#### [Aim of the exercise]
Please reproduce the records, omitting nothing and changing nothing.

====== Excerpted data

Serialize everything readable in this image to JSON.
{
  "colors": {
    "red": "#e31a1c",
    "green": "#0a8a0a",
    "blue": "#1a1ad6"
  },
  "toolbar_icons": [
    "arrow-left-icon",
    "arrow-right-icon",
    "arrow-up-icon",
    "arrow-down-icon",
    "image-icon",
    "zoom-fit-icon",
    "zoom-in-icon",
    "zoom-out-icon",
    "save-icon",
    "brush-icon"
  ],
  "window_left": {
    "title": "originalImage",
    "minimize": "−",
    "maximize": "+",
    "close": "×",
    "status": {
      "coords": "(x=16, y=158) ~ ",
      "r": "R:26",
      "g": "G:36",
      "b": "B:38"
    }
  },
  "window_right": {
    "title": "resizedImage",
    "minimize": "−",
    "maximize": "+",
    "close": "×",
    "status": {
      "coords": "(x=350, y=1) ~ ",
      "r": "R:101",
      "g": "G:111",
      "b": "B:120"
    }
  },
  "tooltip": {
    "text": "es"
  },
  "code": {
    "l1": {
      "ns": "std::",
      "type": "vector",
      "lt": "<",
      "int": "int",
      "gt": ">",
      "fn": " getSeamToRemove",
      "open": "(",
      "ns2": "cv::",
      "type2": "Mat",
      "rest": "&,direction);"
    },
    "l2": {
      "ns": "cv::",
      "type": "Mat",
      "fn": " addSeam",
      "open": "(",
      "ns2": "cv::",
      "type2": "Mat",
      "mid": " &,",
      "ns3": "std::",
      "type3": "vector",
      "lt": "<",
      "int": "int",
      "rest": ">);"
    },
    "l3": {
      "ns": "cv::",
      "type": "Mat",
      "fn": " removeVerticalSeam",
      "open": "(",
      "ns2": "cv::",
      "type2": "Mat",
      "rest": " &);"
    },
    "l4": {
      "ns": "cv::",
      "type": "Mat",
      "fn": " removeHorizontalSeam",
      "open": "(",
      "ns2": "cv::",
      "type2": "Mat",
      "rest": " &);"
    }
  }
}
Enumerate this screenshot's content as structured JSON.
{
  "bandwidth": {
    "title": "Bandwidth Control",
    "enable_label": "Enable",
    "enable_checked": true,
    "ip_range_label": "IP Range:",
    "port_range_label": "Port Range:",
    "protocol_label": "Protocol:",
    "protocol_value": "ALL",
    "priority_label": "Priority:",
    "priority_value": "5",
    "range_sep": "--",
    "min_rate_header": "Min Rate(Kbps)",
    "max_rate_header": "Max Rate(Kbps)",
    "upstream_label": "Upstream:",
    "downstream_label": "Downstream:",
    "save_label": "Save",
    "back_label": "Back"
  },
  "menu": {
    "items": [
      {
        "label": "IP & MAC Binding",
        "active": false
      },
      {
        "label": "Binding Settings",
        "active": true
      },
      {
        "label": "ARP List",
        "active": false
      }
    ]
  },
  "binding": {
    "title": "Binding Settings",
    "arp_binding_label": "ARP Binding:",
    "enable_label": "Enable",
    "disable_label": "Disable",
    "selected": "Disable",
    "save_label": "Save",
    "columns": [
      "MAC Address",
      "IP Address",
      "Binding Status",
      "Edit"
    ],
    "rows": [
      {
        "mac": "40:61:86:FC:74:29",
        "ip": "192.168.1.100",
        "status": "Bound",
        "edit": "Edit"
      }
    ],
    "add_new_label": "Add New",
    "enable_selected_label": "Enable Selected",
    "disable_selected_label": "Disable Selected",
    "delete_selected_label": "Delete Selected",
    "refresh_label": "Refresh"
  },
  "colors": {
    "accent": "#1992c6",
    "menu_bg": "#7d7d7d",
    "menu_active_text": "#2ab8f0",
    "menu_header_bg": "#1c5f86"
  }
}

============

#### [Solution to this task]
Serialize everything readable in this image to JSON.
{
  "colors": {
    "red": "#e31a1c",
    "green": "#0a8a0a",
    "blue": "#1a1ad6"
  },
  "toolbar_icons": [
    "arrow-left-icon",
    "arrow-right-icon",
    "arrow-up-icon",
    "arrow-down-icon",
    "image-icon",
    "zoom-fit-icon",
    "zoom-in-icon",
    "zoom-out-icon",
    "save-icon",
    "brush-icon"
  ],
  "window_left": {
    "title": "originalImage",
    "minimize": "−",
    "maximize": "+",
    "close": "×",
    "status": {
      "coords": "(x=16, y=158) ~ ",
      "r": "R:26",
      "g": "G:36",
      "b": "B:38"
    }
  },
  "window_right": {
    "title": "resizedImage",
    "minimize": "−",
    "maximize": "+",
    "close": "×",
    "status": {
      "coords": "(x=350, y=1) ~ ",
      "r": "R:101",
      "g": "G:111",
      "b": "B:120"
    }
  },
  "tooltip": {
    "text": "es"
  },
  "code": {
    "l1": {
      "ns": "std::",
      "type": "vector",
      "lt": "<",
      "int": "int",
      "gt": ">",
      "fn": " getSeamToRemove",
      "open": "(",
      "ns2": "cv::",
      "type2": "Mat",
      "rest": "&,direction);"
    },
    "l2": {
      "ns": "cv::",
      "type": "Mat",
      "fn": " addSeam",
      "open": "(",
      "ns2": "cv::",
      "type2": "Mat",
      "mid": " &,",
      "ns3": "std::",
      "type3": "vector",
      "lt": "<",
      "int": "int",
      "rest": ">);"
    },
    "l3": {
      "ns": "cv::",
      "type": "Mat",
      "fn": " removeVerticalSeam",
      "open": "(",
      "ns2": "cv::",
      "type2": "Mat",
      "rest": " &);"
    },
    "l4": {
      "ns": "cv::",
      "type": "Mat",
      "fn": " removeHorizontalSeam",
      "open": "(",
      "ns2": "cv::",
      "type2": "Mat",
      "rest": " &);"
    }
  }
}
Enumerate this screenshot's content as structured JSON.
{
  "bandwidth": {
    "title": "Bandwidth Control",
    "enable_label": "Enable",
    "enable_checked": true,
    "ip_range_label": "IP Range:",
    "port_range_label": "Port Range:",
    "protocol_label": "Protocol:",
    "protocol_value": "ALL",
    "priority_label": "Priority:",
    "priority_value": "5",
    "range_sep": "--",
    "min_rate_header": "Min Rate(Kbps)",
    "max_rate_header": "Max Rate(Kbps)",
    "upstream_label": "Upstream:",
    "downstream_label": "Downstream:",
    "save_label": "Save",
    "back_label": "Back"
  },
  "menu": {
    "items": [
      {
        "label": "IP & MAC Binding",
        "active": false
      },
      {
        "label": "Binding Settings",
        "active": true
      },
      {
        "label": "ARP List",
        "active": false
      }
    ]
  },
  "binding": {
    "title": "Binding Settings",
    "arp_binding_label": "ARP Binding:",
    "enable_label": "Enable",
    "disable_label": "Disable",
    "selected": "Disable",
    "save_label": "Save",
    "columns": [
      "MAC Address",
      "IP Address",
      "Binding Status",
      "Edit"
    ],
    "rows": [
      {
        "mac": "40:61:86:FC:74:29",
        "ip": "192.168.1.100",
        "status": "Bound",
        "edit": "Edit"
      }
    ],
    "add_new_label": "Add New",
    "enable_selected_label": "Enable Selected",
    "disable_selected_label": "Disable Selected",
    "delete_selected_label": "Delete Selected",
    "refresh_label": "Refresh"
  },
  "colors": {
    "accent": "#1992c6",
    "menu_bg": "#7d7d7d",
    "menu_active_text": "#2ab8f0",
    "menu_header_bg": "#1c5f86"
  }
}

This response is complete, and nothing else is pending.